Leave a comment

Filed under America and the UK, London, New York, The Phoenix Story


The Harry Potter premier in London’s Trafalgar Square yesterday was extraordinary. As if Britain had suddenly become Hogwart’s and little Wizards everywhere been morphed into Royalty. Tears, thrills, waving crowds. Phoenix’s founder has to confess to a twinge of jealousy, even Schadenfreude at it all. He remembers his agent when Fire Bringer came out, telling him to check out ‘the competition’, with the arrival of JK Rowling’s first book. So, as the thrill of seeing his own work in the shops turned to horror as Harry Potter books turned into piles like New York sky scrapers, in one way he has lived in that shadow more than most. At school presentations, especially in America, he would ask what kids thought of the books, and then do a very good impression of Septimus Snape, snarling at ‘PPPPOTTER.HARRY POTTER!‘ The truth is though he, like everyone else, adored the series, though also being a little grumpy in the Bloomsbury premier of the first movie. He also defended the books, especially in Christian America, against the absurd charge of being evil.

Yet Children’s authors, in fact all authors, have lived in the shadow of the Potter Phenomenon, and carefully orchestrated phenomenon it has been. Brilliantly stage-managed, and channelled towards movies and merchandising with an enormous degree of talent. But the reason for that is certainly not stage management alone. It was always said, and we believe quite rightly, that the books began as a word of mouth phenomenon in schools. Their power is their extraordinary narrative energy, their remarkable reinvention, drawing on all the great myths, their humour and joy, but their inclusive, highly sensitive values as well, in defence of the young, of imagination, and of the magic of life. Fully in tune with the inescapable opposites of Good and Evil, and perhaps above all filled with a great deal of love.
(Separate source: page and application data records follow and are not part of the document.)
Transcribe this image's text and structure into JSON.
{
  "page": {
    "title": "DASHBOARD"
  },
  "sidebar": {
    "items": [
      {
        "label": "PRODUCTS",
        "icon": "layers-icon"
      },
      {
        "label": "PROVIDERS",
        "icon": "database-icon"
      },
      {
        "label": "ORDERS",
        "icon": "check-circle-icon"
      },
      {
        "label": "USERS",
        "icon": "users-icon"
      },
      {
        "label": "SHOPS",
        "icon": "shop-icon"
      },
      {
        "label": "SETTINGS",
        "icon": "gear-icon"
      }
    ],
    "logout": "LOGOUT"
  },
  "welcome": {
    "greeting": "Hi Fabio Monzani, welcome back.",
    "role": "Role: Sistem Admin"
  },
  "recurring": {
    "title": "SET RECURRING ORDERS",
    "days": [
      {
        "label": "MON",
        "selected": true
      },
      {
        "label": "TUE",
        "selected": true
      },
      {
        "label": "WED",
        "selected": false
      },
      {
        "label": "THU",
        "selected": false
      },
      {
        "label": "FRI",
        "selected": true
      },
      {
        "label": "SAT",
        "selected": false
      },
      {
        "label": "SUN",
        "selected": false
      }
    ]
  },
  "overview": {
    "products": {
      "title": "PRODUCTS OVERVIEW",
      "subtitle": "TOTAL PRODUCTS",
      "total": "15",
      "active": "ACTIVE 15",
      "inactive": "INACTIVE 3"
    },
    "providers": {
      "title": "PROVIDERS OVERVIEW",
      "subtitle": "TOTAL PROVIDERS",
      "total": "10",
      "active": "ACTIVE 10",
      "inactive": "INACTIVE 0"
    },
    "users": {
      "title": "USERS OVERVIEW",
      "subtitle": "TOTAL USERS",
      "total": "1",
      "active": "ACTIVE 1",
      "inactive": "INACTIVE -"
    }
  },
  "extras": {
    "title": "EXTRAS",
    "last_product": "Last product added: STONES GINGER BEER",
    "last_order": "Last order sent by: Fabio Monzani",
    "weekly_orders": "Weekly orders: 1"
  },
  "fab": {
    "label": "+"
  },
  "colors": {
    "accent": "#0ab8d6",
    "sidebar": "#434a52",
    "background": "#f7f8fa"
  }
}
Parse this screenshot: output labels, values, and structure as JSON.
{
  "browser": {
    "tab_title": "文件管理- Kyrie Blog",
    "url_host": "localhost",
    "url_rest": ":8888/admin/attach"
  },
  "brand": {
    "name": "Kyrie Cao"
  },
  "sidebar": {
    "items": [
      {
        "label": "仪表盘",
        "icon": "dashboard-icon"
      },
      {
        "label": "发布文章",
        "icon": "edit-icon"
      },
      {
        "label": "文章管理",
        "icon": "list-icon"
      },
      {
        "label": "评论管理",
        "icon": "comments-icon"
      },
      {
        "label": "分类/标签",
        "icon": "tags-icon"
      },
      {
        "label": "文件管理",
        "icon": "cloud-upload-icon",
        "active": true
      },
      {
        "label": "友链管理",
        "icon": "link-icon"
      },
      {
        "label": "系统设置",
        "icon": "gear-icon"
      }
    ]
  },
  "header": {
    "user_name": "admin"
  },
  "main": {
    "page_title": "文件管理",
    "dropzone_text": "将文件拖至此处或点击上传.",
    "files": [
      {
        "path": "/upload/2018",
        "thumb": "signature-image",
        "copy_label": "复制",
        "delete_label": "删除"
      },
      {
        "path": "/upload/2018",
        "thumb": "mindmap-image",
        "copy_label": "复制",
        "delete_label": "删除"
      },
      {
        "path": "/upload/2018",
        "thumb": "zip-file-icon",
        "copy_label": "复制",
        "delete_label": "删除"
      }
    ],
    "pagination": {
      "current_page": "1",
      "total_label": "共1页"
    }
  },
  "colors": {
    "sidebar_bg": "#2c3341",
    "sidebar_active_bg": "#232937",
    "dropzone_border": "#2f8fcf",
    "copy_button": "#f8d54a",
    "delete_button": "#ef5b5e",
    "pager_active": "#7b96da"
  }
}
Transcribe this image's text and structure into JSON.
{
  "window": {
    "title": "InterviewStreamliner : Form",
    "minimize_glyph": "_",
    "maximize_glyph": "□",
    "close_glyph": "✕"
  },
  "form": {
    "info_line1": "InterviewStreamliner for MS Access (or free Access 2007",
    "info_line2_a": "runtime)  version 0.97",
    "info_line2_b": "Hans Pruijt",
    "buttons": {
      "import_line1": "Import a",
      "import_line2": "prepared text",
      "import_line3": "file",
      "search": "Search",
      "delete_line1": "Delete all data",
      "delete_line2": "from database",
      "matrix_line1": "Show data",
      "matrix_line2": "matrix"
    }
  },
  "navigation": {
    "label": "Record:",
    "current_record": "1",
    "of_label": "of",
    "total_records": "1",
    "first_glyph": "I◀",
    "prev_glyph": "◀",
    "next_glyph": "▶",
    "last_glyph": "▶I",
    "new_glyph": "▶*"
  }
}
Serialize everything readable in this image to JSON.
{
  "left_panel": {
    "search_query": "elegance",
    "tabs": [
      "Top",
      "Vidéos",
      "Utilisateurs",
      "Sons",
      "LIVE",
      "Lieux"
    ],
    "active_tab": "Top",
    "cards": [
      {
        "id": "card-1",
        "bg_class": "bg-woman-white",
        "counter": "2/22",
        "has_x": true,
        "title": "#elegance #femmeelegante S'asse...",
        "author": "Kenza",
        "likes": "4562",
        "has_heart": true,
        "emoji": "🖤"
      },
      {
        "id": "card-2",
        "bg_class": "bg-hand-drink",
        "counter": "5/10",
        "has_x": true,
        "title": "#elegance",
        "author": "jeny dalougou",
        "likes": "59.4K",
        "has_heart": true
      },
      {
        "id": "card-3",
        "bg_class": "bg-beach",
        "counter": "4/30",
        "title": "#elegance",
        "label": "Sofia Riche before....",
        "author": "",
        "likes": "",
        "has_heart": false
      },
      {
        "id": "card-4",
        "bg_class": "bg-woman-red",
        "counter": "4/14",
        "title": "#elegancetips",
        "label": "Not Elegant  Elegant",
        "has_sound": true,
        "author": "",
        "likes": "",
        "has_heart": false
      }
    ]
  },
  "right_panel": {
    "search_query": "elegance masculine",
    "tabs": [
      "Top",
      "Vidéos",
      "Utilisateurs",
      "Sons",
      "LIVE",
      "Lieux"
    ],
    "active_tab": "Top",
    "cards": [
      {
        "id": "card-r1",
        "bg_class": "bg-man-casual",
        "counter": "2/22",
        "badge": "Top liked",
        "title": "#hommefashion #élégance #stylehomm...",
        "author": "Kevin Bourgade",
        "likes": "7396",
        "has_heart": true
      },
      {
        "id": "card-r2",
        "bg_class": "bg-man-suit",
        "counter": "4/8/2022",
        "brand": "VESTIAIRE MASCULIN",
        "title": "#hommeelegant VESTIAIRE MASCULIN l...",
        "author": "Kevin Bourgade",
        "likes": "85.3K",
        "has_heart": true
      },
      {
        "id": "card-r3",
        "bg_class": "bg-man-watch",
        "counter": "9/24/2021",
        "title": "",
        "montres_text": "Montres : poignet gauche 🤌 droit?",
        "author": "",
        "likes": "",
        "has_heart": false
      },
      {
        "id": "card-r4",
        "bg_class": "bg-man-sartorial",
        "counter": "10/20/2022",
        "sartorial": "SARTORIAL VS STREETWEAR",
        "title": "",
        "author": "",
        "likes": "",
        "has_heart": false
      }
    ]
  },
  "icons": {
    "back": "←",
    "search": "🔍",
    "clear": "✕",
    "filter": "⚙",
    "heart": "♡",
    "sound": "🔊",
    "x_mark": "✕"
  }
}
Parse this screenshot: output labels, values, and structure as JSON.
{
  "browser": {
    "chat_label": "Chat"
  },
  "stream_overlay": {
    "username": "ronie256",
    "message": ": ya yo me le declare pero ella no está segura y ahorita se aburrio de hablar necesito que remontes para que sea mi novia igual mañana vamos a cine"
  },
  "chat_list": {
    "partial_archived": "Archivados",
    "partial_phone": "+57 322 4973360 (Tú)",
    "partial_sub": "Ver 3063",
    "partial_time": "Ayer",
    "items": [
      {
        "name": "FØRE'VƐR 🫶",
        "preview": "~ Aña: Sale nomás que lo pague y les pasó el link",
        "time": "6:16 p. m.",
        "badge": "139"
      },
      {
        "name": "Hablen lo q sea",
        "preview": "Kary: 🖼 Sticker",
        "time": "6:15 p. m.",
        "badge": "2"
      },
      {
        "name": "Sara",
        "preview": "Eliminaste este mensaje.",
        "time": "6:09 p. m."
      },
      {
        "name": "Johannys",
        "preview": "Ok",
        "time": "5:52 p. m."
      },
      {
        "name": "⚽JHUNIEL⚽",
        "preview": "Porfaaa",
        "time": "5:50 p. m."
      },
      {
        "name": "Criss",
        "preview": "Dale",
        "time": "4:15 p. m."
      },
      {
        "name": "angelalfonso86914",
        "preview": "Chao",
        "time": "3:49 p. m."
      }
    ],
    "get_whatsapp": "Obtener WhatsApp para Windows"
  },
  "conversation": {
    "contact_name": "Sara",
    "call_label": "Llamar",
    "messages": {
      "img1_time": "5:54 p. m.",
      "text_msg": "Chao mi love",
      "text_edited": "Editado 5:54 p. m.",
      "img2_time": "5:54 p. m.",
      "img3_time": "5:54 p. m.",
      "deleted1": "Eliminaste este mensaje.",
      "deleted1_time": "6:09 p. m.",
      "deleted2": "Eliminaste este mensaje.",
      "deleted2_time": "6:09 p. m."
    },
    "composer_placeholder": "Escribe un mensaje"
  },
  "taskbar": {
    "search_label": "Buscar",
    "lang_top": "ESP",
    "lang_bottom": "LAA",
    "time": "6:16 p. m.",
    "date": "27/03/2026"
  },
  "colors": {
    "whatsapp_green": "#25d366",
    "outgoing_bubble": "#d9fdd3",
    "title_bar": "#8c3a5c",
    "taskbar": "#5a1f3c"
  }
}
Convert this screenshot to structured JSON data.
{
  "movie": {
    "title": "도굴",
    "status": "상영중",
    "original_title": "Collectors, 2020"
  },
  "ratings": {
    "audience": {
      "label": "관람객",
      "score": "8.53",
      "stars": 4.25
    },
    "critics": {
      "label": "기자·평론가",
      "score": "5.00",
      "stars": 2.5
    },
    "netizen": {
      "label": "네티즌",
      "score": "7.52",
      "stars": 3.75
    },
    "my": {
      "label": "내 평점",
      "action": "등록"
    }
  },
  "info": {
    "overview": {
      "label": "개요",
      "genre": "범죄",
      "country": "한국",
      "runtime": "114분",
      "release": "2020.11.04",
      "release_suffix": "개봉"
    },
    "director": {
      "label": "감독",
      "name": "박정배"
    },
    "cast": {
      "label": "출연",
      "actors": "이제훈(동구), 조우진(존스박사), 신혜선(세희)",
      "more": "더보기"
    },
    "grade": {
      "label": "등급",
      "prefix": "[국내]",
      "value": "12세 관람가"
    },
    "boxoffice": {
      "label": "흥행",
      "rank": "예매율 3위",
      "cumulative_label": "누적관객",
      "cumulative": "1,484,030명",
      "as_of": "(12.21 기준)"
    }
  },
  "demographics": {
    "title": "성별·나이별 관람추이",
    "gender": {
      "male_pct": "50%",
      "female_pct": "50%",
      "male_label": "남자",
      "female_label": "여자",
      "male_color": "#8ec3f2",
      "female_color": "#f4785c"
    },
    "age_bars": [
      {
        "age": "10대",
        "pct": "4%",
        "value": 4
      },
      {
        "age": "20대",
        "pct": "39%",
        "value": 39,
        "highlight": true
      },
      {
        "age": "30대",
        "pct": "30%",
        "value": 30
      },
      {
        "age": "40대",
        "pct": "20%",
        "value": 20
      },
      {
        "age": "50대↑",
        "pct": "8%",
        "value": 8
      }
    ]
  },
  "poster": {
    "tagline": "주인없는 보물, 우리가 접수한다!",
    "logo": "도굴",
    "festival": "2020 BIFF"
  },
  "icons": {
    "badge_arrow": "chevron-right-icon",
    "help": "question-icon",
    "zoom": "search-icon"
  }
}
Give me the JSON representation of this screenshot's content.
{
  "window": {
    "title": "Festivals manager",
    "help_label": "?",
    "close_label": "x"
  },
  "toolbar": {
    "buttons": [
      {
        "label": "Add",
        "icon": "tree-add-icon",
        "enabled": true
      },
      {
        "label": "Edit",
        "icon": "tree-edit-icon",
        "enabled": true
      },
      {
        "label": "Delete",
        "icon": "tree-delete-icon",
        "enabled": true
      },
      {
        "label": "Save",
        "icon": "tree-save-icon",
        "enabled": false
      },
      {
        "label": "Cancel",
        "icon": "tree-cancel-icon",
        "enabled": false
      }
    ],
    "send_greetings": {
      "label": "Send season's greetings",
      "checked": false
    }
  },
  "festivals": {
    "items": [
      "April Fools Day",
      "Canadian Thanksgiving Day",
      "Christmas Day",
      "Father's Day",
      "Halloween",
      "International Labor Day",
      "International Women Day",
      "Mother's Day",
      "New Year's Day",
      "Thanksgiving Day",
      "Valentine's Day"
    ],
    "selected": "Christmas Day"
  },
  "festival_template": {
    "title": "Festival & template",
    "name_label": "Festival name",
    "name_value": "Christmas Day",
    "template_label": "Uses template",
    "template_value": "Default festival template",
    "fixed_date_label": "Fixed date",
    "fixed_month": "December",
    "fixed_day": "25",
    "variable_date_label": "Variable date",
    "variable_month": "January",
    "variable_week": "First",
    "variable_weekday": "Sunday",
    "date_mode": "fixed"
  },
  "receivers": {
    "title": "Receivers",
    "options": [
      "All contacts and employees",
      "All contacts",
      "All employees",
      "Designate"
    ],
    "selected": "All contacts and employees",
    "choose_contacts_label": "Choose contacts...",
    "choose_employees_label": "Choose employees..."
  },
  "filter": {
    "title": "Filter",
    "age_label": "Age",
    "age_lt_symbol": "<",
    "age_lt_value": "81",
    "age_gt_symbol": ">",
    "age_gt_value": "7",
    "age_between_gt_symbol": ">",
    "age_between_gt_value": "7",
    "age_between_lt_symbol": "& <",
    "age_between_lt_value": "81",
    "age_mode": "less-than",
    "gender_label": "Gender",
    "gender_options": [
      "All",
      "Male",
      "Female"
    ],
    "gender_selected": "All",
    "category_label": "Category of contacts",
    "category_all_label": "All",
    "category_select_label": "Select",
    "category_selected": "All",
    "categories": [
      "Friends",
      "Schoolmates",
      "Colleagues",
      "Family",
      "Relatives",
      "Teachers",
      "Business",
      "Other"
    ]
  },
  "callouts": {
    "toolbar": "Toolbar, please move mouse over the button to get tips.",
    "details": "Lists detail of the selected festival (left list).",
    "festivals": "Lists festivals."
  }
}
Sober writers, ‘great minds’, serious intellectuals wondered why children and adults were hunched on tubes reading not The Brother’s Karamazov, Crime and Punishment, War and Peace, or even Pride and Prejudice, but happy to pick up those colourful volumes. The truth is not only the essential child within, and the vital dialogue between adulthood and childhood that makes the world, but also makes ‘children’s literature’, so wrongly dismissed sometimes, as the very gateway to genius and imagination. There are many other books to be read and written, and now the hype tells us its all over. Of course it isn’t, because the books will always be there, and JK Rowling, fearsome in defence of her own copyright, has started her own online book world. We wonder if she will turn that to supporting other writers and stories, in a defence of reading itself, but can only smile approvingly at all she has achieved. ‘Harry Potter is dead – Long live Harry Potter!.’

Leave a comment

Filed under Childrens Books, London, New York, Publishing, The Arts


Leave a comment

Filed under America and the UK, Books, London, New York, The Arts, The Phoenix Story